2008-08-22T060349Z_01_OLYTS603_RTRMDNP_3_OLYMPICS-ATHLETICS Sprinters have long been squeezing their muscular frames into the most eye-wateringly skimpy, tight and revealing costumes imaginable. But one female athlete at this year’s Olympics is bucking the trend for bulging lycra and naked torsos.

In 2004, Bahrain’s Ruqaya Al Ghasara took part in the Olympics wearing hijab.

Al Ghasara won her heat of the women’s 200m sprint at the Bird’s Nest stadium – despite being clothed head to foot. Al Ghasara finished first followed by France’s Muriel Hurtis-Houairi and Sri Lanka’s Susanthika Jayasinghe.

Admittedly, Al Ghasara ‘s hijab is a rather sportier version of the traditional dress. Clinging to her body as she powers down the track the hijab completely covers her head, arms and legs.

Known as a Hijood – or hijab combined with a sports hood – the costume was specially designed for Al Ghasara by an Australian sports clothing company. It allows Muslim athletes to compete while still adhering to the strict modesty required of their faith.

Al Ghasara, who was the Bahrain flag-bearer at last week’s opening ceremony, said the Hijood has improved her performance. ‘It’s great to finally have a high performance outfit that allows me to combine my need for modesty with a design made from breathable, moisture-controlled fabric,” she said.

‘It’s definitely helped me to improve my times being able to wear something so comfortable and I’m sure it will help me to give my best performance at Beijing.
‘I hope that my wearing the hijood sports top will inspire other women to see that modesty or religious beliefs don’t have to be a barrier to participating in competitive sports.’

In 2004 Al Ghasara defied objections from fundamentalists in her village to take part in the 2004 Olympic Games in Athens, running in the 100 metres.? And in 2006 she won the women’s 200m final at the 2006 Asian Games in Doha, making her the first Bahraini-born athlete to win a major international athletics gold medal.


Roqaya Al-Gassra of Bahrain celebrates winning her women’s 200m heat of the athletics competition at the Beijing 2008 Olympic Games in the National Stadium August 19, 2008. Behind Al-Gassra are Oludamola Osayomi (L) of Nigeria and Aleksandra Fedoriva of Russia.     

REUTERS/Dylan Martinez


MMN Research and Development

MMN has plans to conduct and commission research projects by scholars, think tanks, and by social, political and religious leaders on subjects of interest to our audiences.
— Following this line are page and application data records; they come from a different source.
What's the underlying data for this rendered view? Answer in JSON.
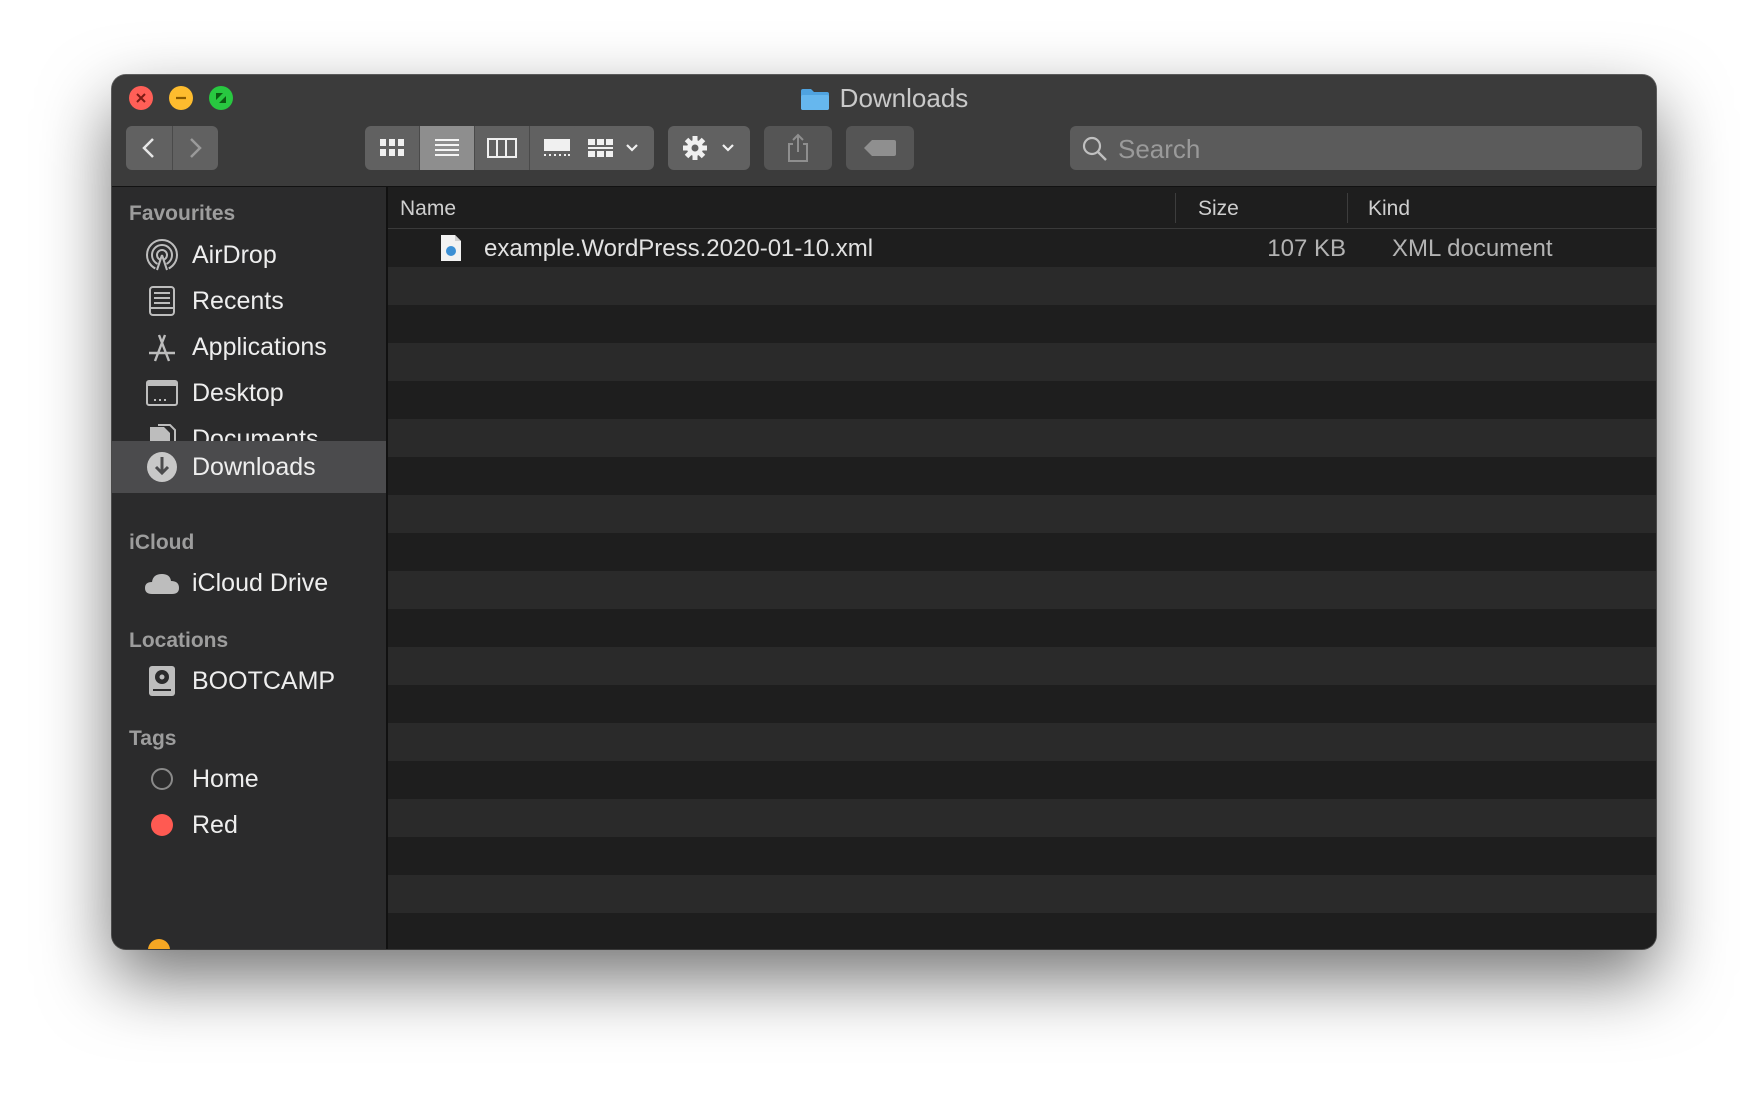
{
  "window": {
    "title": "Downloads"
  },
  "toolbar": {
    "back_icon": "chevron-left-icon",
    "forward_icon": "chevron-right-icon",
    "view_modes": [
      "icon-view",
      "list-view",
      "column-view",
      "gallery-view"
    ],
    "active_view": "list-view",
    "group_icon": "group-by-icon",
    "action_icon": "gear-icon",
    "share_icon": "share-icon",
    "tag_icon": "tag-icon",
    "search": {
      "placeholder": "Search",
      "value": ""
    }
  },
  "sidebar": {
    "sections": [
      {
        "title": "Favourites",
        "items": [
          {
            "label": "AirDrop",
            "icon": "airdrop-icon"
          },
          {
            "label": "Recents",
            "icon": "recents-icon"
          },
          {
            "label": "Applications",
            "icon": "applications-icon"
          },
          {
            "label": "Desktop",
            "icon": "desktop-icon"
          },
          {
            "label": "Documents",
            "icon": "documents-icon"
          },
          {
            "label": "Downloads",
            "icon": "downloads-icon",
            "selected": true
          }
        ]
      },
      {
        "title": "iCloud",
        "items": [
          {
            "label": "iCloud Drive",
            "icon": "cloud-icon"
          }
        ]
      },
      {
        "title": "Locations",
        "items": [
          {
            "label": "BOOTCAMP",
            "icon": "disk-icon"
          }
        ]
      },
      {
        "title": "Tags",
        "items": [
          {
            "label": "Home",
            "icon": "tag-circle-empty",
            "color": ""
          },
          {
            "label": "Red",
            "icon": "tag-circle",
            "color": "#ff5a52"
          }
        ]
      }
    ]
  },
  "list": {
    "columns": [
      "Name",
      "Size",
      "Kind"
    ],
    "rows": [
      {
        "name": "example.WordPress.2020-01-10.xml",
        "size": "107 KB",
        "kind": "XML document",
        "icon": "xml-file-icon"
      }
    ]
  },
  "colors": {
    "accent_folder": "#4fa3e0",
    "tag_red": "#ff5a52",
    "close": "#ff5f57",
    "minimize": "#febc2e",
    "maximize": "#28c840"
  }
}
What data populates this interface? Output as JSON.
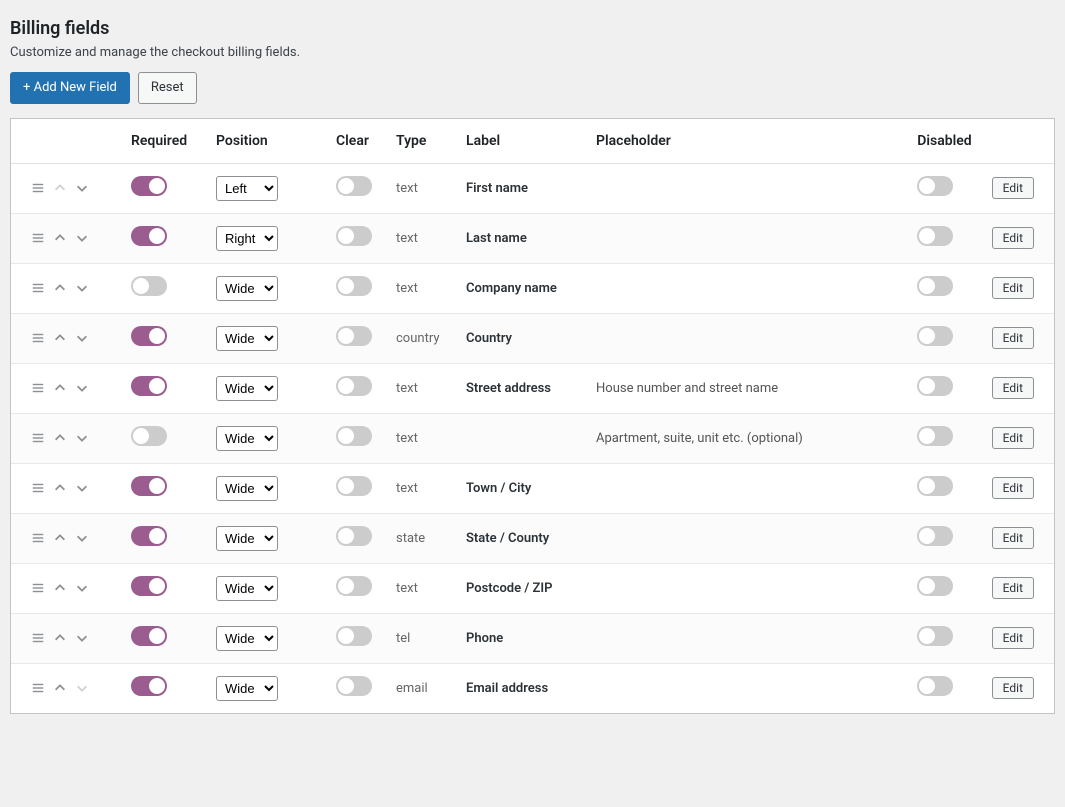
{
  "header": {
    "title": "Billing fields",
    "subtitle": "Customize and manage the checkout billing fields."
  },
  "actions": {
    "add_new_label": "+ Add New Field",
    "reset_label": "Reset",
    "edit_label": "Edit"
  },
  "table": {
    "headers": {
      "required": "Required",
      "position": "Position",
      "clear": "Clear",
      "type": "Type",
      "label": "Label",
      "placeholder": "Placeholder",
      "disabled": "Disabled"
    }
  },
  "position_options": [
    "Left",
    "Right",
    "Wide"
  ],
  "rows": [
    {
      "required": true,
      "position": "Left",
      "clear": false,
      "type": "text",
      "label": "First name",
      "placeholder": "",
      "disabled": false,
      "up_disabled": true,
      "down_disabled": false
    },
    {
      "required": true,
      "position": "Right",
      "clear": false,
      "type": "text",
      "label": "Last name",
      "placeholder": "",
      "disabled": false,
      "up_disabled": false,
      "down_disabled": false
    },
    {
      "required": false,
      "position": "Wide",
      "clear": false,
      "type": "text",
      "label": "Company name",
      "placeholder": "",
      "disabled": false,
      "up_disabled": false,
      "down_disabled": false
    },
    {
      "required": true,
      "position": "Wide",
      "clear": false,
      "type": "country",
      "label": "Country",
      "placeholder": "",
      "disabled": false,
      "up_disabled": false,
      "down_disabled": false
    },
    {
      "required": true,
      "position": "Wide",
      "clear": false,
      "type": "text",
      "label": "Street address",
      "placeholder": "House number and street name",
      "disabled": false,
      "up_disabled": false,
      "down_disabled": false
    },
    {
      "required": false,
      "position": "Wide",
      "clear": false,
      "type": "text",
      "label": "",
      "placeholder": "Apartment, suite, unit etc. (optional)",
      "disabled": false,
      "up_disabled": false,
      "down_disabled": false
    },
    {
      "required": true,
      "position": "Wide",
      "clear": false,
      "type": "text",
      "label": "Town / City",
      "placeholder": "",
      "disabled": false,
      "up_disabled": false,
      "down_disabled": false
    },
    {
      "required": true,
      "position": "Wide",
      "clear": false,
      "type": "state",
      "label": "State / County",
      "placeholder": "",
      "disabled": false,
      "up_disabled": false,
      "down_disabled": false
    },
    {
      "required": true,
      "position": "Wide",
      "clear": false,
      "type": "text",
      "label": "Postcode / ZIP",
      "placeholder": "",
      "disabled": false,
      "up_disabled": false,
      "down_disabled": false
    },
    {
      "required": true,
      "position": "Wide",
      "clear": false,
      "type": "tel",
      "label": "Phone",
      "placeholder": "",
      "disabled": false,
      "up_disabled": false,
      "down_disabled": false
    },
    {
      "required": true,
      "position": "Wide",
      "clear": false,
      "type": "email",
      "label": "Email address",
      "placeholder": "",
      "disabled": false,
      "up_disabled": false,
      "down_disabled": true
    }
  ]
}
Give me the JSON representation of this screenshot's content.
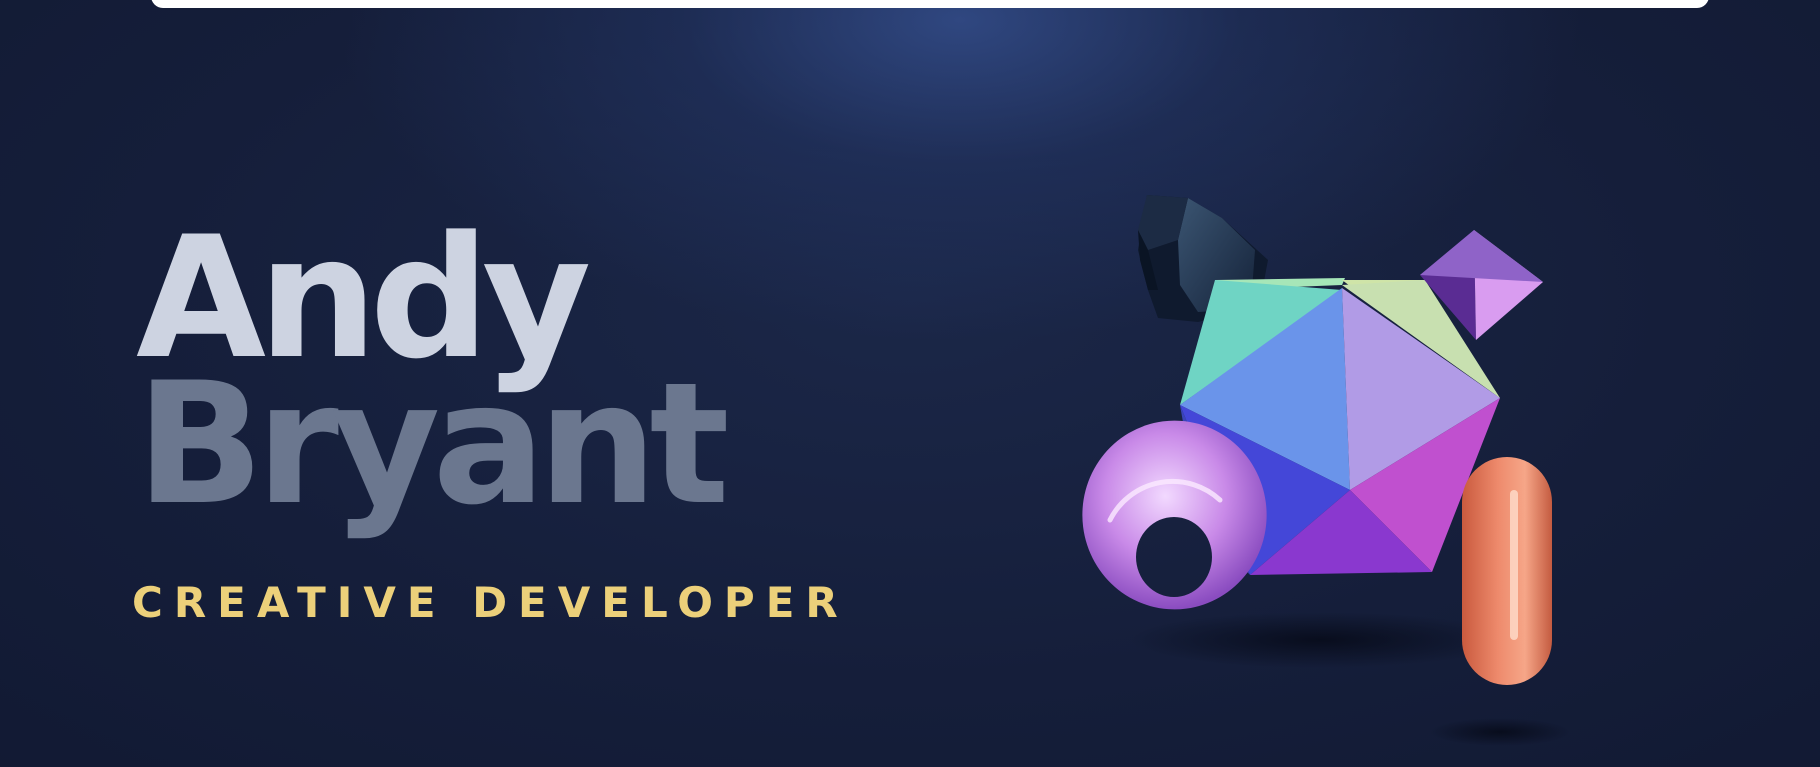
{
  "hero": {
    "first_name": "Andy",
    "last_name": "Bryant",
    "tagline": "CREATIVE DEVELOPER"
  },
  "theme": {
    "background": "#141d38",
    "first_name_color": "#cdd3e1",
    "last_name_color": "#6b778f",
    "tagline_color": "#ecd07a"
  },
  "scene": {
    "objects": [
      "dodecahedron",
      "icosahedron",
      "octahedron",
      "torus",
      "capsule"
    ]
  }
}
Through MMN R & D we will monitor the performance of our divisions by continuous interaction with the Muslim community. Based on this information, we will act to implement improvements and new ideas.